What Messages Do Special Offers Send?
Quite honestly, if I am being offered a £48 product from a company for £12, it makes me wonder what their mark-up is. The fact that a company could sell me a product at such a huge discount fills me with mistrust. How much are they adding on to every other product? There begins the slippery slope, I am losing my trust for that company. It gets worse, what if I choose to stay on the mailing list? Is it out of loyalty, or is it because I am hanging on for more ridiculously cut price offers?

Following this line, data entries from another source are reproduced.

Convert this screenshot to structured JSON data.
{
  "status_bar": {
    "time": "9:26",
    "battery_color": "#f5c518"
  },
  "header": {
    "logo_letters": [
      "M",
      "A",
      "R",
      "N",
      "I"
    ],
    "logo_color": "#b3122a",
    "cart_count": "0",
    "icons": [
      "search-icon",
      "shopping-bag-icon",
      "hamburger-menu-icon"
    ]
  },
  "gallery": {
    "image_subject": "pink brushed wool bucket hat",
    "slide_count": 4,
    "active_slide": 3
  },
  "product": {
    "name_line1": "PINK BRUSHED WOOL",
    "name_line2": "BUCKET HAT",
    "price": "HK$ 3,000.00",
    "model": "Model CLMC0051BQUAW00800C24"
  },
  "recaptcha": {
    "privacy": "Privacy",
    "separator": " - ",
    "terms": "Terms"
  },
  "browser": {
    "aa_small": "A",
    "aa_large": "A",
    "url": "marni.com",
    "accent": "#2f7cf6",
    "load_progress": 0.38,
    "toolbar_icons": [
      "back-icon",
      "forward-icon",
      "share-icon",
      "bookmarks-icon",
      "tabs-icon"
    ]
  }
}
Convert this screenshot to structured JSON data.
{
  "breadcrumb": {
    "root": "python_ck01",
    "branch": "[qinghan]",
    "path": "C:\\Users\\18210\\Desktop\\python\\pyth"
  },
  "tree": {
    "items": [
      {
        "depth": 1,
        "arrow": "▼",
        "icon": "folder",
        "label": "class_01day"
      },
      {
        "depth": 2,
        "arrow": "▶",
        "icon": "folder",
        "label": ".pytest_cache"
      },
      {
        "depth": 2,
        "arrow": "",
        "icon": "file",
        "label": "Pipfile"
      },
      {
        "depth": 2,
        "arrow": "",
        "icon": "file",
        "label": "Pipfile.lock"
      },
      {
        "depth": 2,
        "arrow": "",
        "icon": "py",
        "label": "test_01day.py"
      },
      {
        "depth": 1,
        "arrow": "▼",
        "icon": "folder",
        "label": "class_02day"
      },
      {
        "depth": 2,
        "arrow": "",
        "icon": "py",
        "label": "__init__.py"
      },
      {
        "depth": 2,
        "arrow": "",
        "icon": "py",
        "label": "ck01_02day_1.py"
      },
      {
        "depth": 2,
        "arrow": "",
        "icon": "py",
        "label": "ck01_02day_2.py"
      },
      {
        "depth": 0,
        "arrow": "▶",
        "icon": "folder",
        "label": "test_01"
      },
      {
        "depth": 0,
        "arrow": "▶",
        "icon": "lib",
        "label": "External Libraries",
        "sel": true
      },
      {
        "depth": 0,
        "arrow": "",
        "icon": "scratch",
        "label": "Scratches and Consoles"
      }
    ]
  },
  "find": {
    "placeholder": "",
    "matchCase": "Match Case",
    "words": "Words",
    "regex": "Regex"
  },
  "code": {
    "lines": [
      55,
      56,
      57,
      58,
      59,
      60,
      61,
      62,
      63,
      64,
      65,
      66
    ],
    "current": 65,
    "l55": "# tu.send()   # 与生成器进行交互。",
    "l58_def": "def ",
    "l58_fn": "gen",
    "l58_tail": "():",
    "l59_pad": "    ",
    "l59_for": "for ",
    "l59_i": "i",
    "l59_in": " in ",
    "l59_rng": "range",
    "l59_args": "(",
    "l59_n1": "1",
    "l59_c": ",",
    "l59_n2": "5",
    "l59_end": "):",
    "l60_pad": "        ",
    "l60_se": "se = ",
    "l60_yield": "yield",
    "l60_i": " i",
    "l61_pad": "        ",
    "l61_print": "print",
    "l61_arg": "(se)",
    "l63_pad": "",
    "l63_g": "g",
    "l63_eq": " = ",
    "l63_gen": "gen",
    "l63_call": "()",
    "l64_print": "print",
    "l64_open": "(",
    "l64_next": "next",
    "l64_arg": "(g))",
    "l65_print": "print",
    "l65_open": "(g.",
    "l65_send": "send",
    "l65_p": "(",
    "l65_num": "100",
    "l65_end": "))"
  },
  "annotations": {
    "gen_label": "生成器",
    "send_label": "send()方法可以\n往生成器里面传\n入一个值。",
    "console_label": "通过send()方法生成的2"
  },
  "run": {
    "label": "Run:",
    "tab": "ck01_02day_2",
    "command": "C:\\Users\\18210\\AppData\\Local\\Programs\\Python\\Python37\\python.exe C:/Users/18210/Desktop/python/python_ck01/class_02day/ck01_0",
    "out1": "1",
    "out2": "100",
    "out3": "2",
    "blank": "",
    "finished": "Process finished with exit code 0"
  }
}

Why would I pay full price if I know there will be regular discount deals?
Treating Customers With Respect
A few years ago one could telephone an insurance company (for example) and tell them you were intending to leave, you would be put through to a ‘Customer Retention Department’ and given a huge discount to tempt you to stay. What about the loyal customers who chose to stay anyway? How much are they paying? What do those kind of ethics say about the company?
A Sustainable Solution
If I am going to choose to give a business my custom, I would prefer to know that I am paying an honest price, the same price that every other customer will be paying. I will trust them with my custom then. Years ago I worked with a business that refused to have sales. It had plenty of loyal customers, great turnover and a sustainable profit margin, all built on trust; the formula worked. I know it is a competitive market out there and sellers like Amazon don’t help, but if you can’t compete with Amazon on price, or delivery in 4 hours, you need to focus on a different USP. What works for you?